- Genetic influences
- Anatomical abnormality or variations (e.g. head circumference)
- Abnormal blood vessel functions
According to the National Institute of Mental Health or ( NIMH ), some common early indicators for autism are when babies:
- Don’t ever babble or smile.
- Never respond to gestures.
- Avoid eye contact.
- Seem to be hearing impaired at times.
- Do not respond to calling by name.
- Don’t play with other children or toys.
- Seem to be losing their scarcely developed language skills.
Autistic children fall off the charts when it comes to achieving basic developmental milestones. Generally, babies smile or react in some way when ‘ooh-ed’ and ‘aah-ed’ at. They tend to reach out to grab at pacifiers or crayons handed to them. Autistic children are unable to perform these simple actions.
Keeping in mind that autism usually isn’t diagnosed until about age 3, it is best for parents to trust their instincts about their children and get a full formal developmental evaluation done by a medical expert. The earlier children are diagnosed for this disability, the better are their chances for treatment and intervention.
Useful Article: Parenting Skills
The Bay Area Reporter announces that gay adoption lawyer Charlie Spiegel [pictured] was honored for his 20 years of service to LGBT families by the Jewish Family and Children’s Services.
Spiegel’s work was recognized with a Fammy Award from the agency, which also helped him adopt his own daughter in 1997.
The B.A.R. reports:
Same-sex families, particularly those formed through adoption, were still virtually invisible in the 1990s, when Spiegel began volunteering his legal services to gay couples. He remembers attending educational panels about same-sex couples and adoption, and seeing the same gay male couple on every panel that he attended.
After accepting his award, Spiegel recalled the moment when he realized his parenthood was real was when his daughter’s birth mother drove away from the hospital and left Nora with Spiegel and his ex-partner. “As the cab drove off it was the moment when I totally lost it emotionally… this woman just came here and entrusted her child to us,” Spiegel remembered.
“I could never have imagined the joys of having a child.” Spiegel said. “It’s a wonderful, wonderful gift.”
According to its website, the Jewish Family and Children’s Services of San Francisco, the Peninsula, Marin and Sonoma Counties has offered support for more than 157 years.
Founded in 1850 by Gold Rush pioneers, JFCS is the oldest social service agency west of the Mississippi.

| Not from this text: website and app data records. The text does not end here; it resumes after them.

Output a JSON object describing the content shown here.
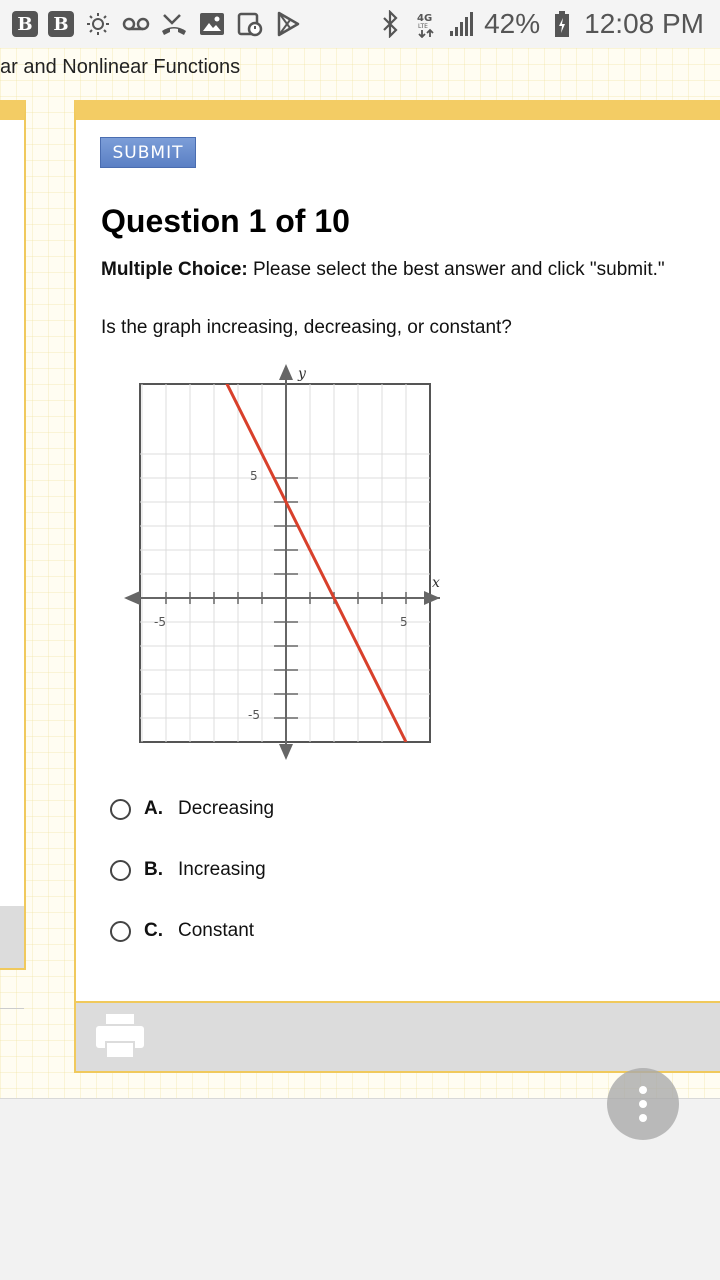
{
  "status_bar": {
    "badge1": "B",
    "badge2": "B",
    "battery": "42%",
    "time": "12:08 PM",
    "network": "4G LTE",
    "icons": [
      "sun-icon",
      "voicemail-icon",
      "missed-call-icon",
      "image-icon",
      "calendar-icon",
      "play-store-icon",
      "bluetooth-icon",
      "signal-icon",
      "battery-icon"
    ]
  },
  "breadcrumb": "ar and Nonlinear Functions",
  "submit_label": "SUBMIT",
  "question": {
    "title": "Question 1 of 10",
    "type_label": "Multiple Choice:",
    "instruction": " Please select the best answer and click \"submit.\"",
    "text": "Is the graph increasing, decreasing, or constant?"
  },
  "graph": {
    "x_label": "x",
    "y_label": "y",
    "tick_x_neg": "-5",
    "tick_x_pos": "5",
    "tick_y_pos": "5",
    "tick_y_neg": "-5",
    "line_color": "#d8402b",
    "line_points": [
      [
        -2.5,
        9
      ],
      [
        5,
        -6
      ]
    ]
  },
  "options": [
    {
      "letter": "A.",
      "label": "Decreasing"
    },
    {
      "letter": "B.",
      "label": "Increasing"
    },
    {
      "letter": "C.",
      "label": "Constant"
    }
  ],
  "colors": {
    "accent": "#f3cc64",
    "submit": "#5a7fc4"
  }
}
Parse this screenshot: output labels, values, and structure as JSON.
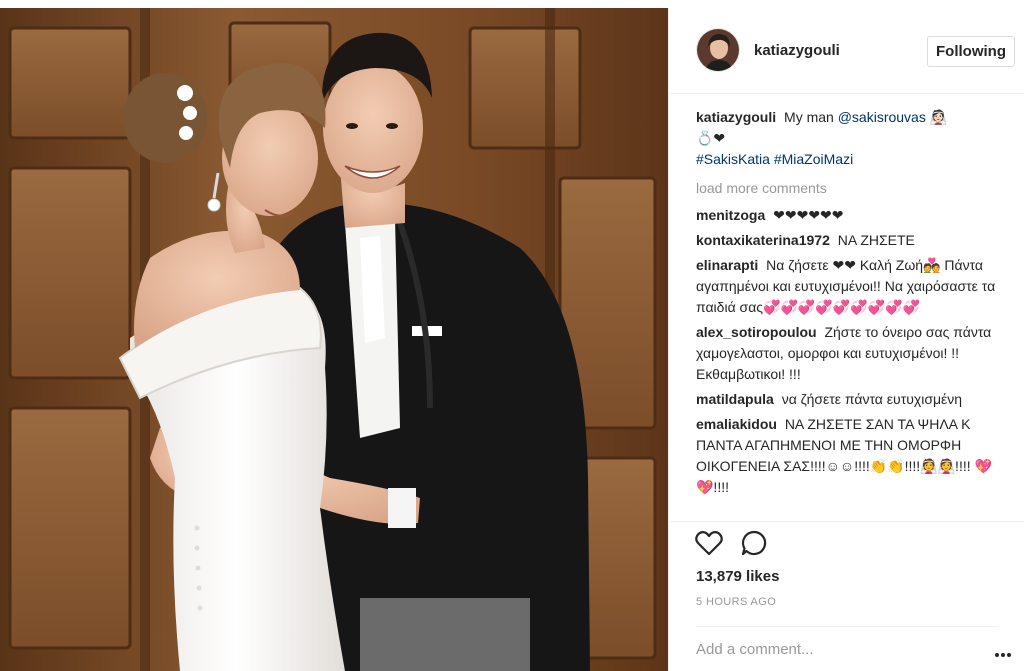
{
  "post": {
    "image_alt": "Wedding photo of a bride in an off-shoulder white gown embracing a smiling groom in a black tailcoat",
    "author": {
      "username": "katiazygouli",
      "follow_label": "Following"
    },
    "caption": {
      "username": "katiazygouli",
      "text": "My man",
      "mention": "@sakisrouvas",
      "emoji_tail": "👰🏻 ",
      "emoji_line2": "💍❤",
      "hashtags": [
        "#SakisKatia",
        "#MiaZoiMazi"
      ]
    },
    "load_more_label": "load more comments",
    "comments": [
      {
        "user": "menitzoga",
        "text": "❤❤❤❤❤❤"
      },
      {
        "user": "kontaxikaterina1972",
        "text": "ΝΑ ΖΗΣΕΤΕ"
      },
      {
        "user": "elinarapti",
        "text": "Να ζήσετε ❤❤ Καλή Ζωή💑 Πάντα αγαπημένοι και ευτυχισμένοι!! Να χαιρόσαστε τα παιδιά σας💞💞💞💞💞💞💞💞💞"
      },
      {
        "user": "alex_sotiropoulou",
        "text": "Ζήστε το όνειρο σας πάντα χαμογελαστοι, ομορφοι και ευτυχισμένοι! !!Εκθαμβωτικοι! !!!"
      },
      {
        "user": "matildapula",
        "text": "να ζήσετε πάντα ευτυχισμένη"
      },
      {
        "user": "emaliakidou",
        "text": "ΝΑ ΖΗΣΕΤΕ ΣΑΝ ΤΑ ΨΗΛΑ Κ ΠΑΝΤΑ ΑΓΑΠΗΜΕΝΟΙ ΜΕ ΤΗΝ ΟΜΟΡΦΗ ΟΙΚΟΓΕΝΕΙΑ ΣΑΣ!!!!☺☺!!!!👏👏!!!!👰👰!!!! 💖💖!!!!"
      }
    ],
    "likes_label": "13,879 likes",
    "time_label": "5 HOURS AGO",
    "add_comment_placeholder": "Add a comment..."
  },
  "icons": {
    "like": "heart-icon",
    "comment": "comment-bubble-icon",
    "more": "more-options-icon"
  },
  "colors": {
    "link": "#003569",
    "muted": "#999999",
    "text": "#262626",
    "border": "#efefef"
  }
}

Since its inception, JFCS has been a catalyst for change. With more than 40 programs serving more than 58,000 people annually in the Greater West Bay Area of Northern California, JFCS reaches out with comprehensive, integrated social services, helping people in the most effective, compassionate way possible, and providing people of all ages, faiths and ethnic backgrounds with the encouragement and tools they need to become productive and self-reliant.
Image: Drew Altizer

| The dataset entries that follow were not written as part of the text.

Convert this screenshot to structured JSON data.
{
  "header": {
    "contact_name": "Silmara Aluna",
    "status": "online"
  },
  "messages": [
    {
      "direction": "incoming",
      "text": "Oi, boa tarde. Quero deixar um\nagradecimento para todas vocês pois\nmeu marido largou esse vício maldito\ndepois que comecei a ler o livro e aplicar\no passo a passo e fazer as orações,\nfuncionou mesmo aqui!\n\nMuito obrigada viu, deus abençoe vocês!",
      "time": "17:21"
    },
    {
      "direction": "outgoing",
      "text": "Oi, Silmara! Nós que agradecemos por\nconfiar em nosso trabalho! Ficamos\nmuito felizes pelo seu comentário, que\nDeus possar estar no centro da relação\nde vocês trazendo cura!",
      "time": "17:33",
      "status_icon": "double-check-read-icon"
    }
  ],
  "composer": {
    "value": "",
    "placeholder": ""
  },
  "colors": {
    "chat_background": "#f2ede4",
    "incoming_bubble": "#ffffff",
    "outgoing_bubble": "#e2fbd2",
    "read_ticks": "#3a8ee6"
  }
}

We’ve got great news to share from New Jersey, Proud Parenting members Ed and Brad – aka eribaudo – are pregnant with triplets.

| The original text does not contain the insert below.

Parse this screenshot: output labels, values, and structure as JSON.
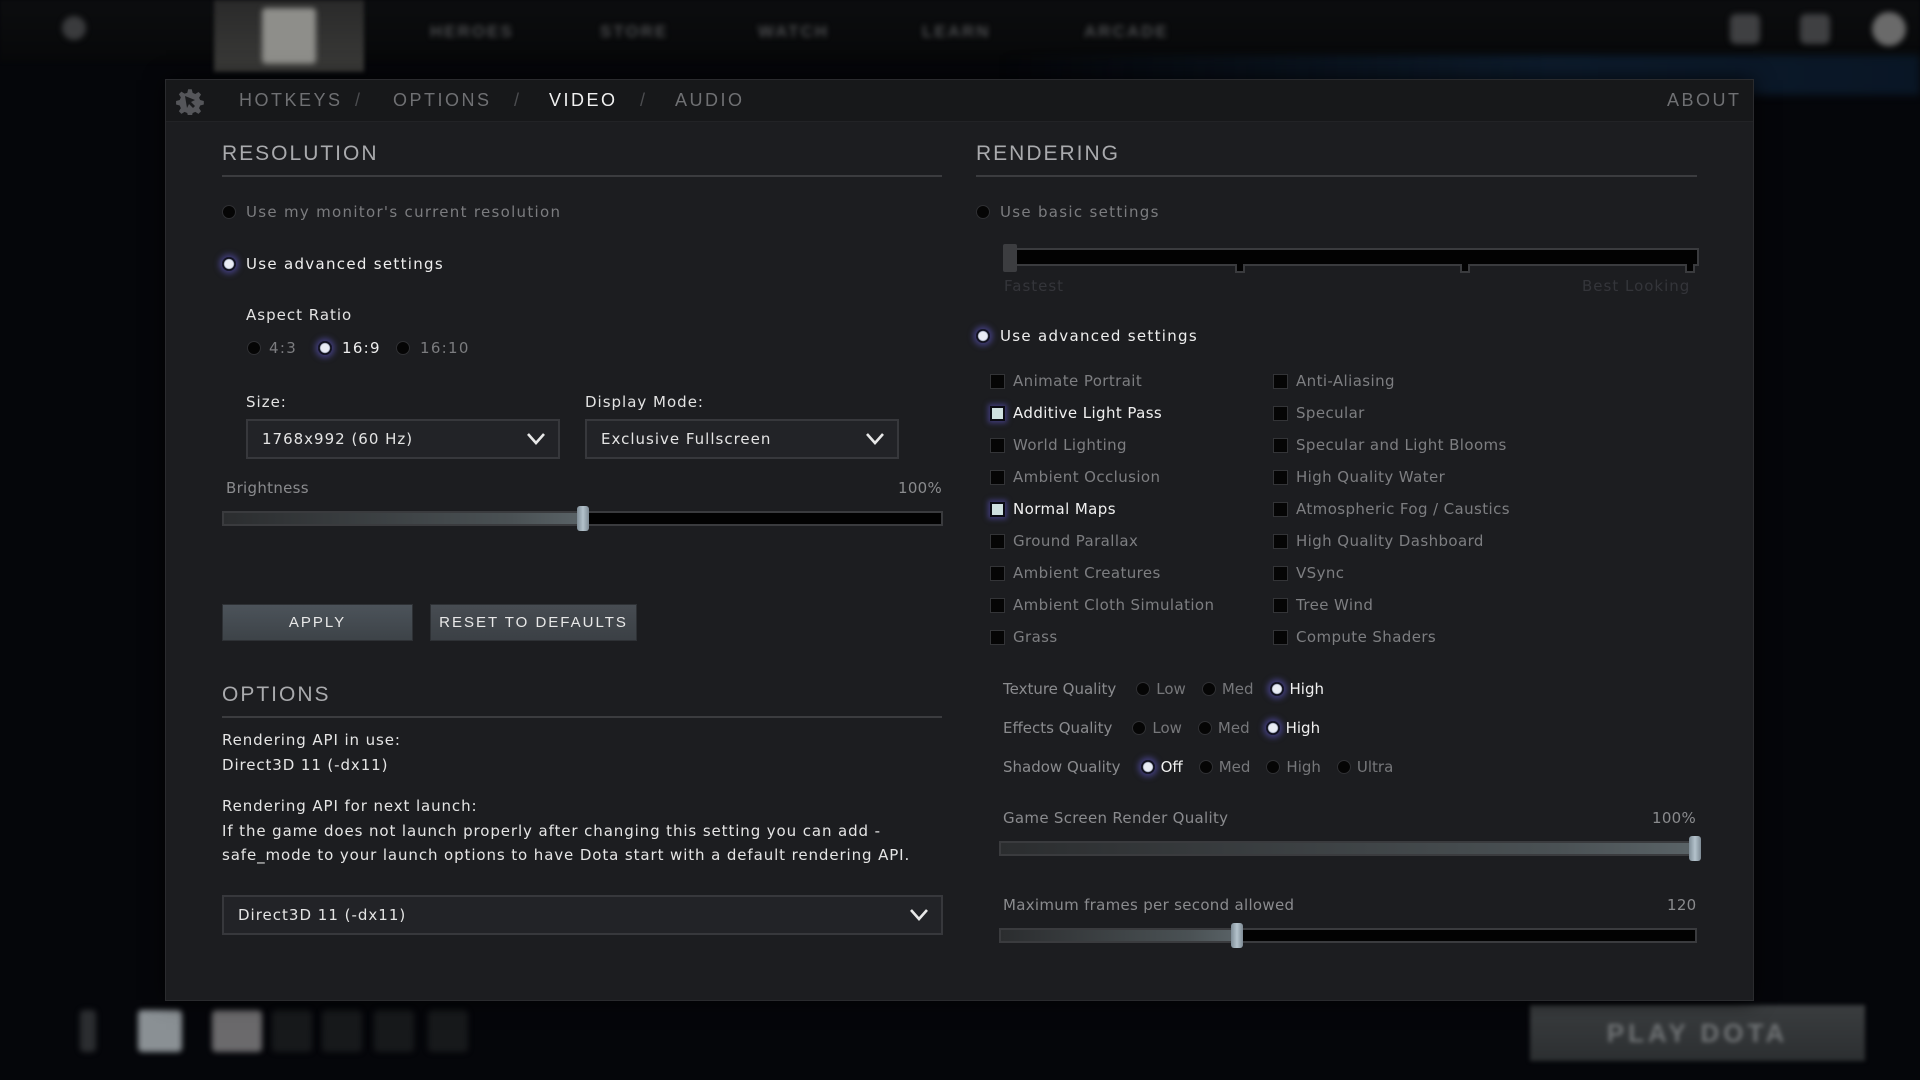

They started blogging in January, after returning from an initial meeting with a prospective gestational surrogate:
“The surrogate has some expectations that we’re concerned about. The last parent that she worked with was at every doctor’s appointment and moved out to live near her a month before the delivery. She expects us to be at every doctor’s appointment too. We told her that it was not possible and she seemed to understand, but we’re concerned about not meeting her expectations and having some rough patches down the road.”
The couple and surrogate decided they were a good match, but the first egg transfer wasn’t successful. After choosing a different egg donor – they find themselves pregnant with triplets:
“We found out today that one of the embyros split into identical twins. Now we have identical twins and a fraternal singleton. Ironically, I also had my own doctor’s appointment today for a general check up. I told my doctor that my blood pressure might be a little on the high side because we just got some unexpected, but very happy news….TRIPLETS!!!! Yes, my blood pressure is a bit elevated, but the doctor said he wasn’t surprised at all.”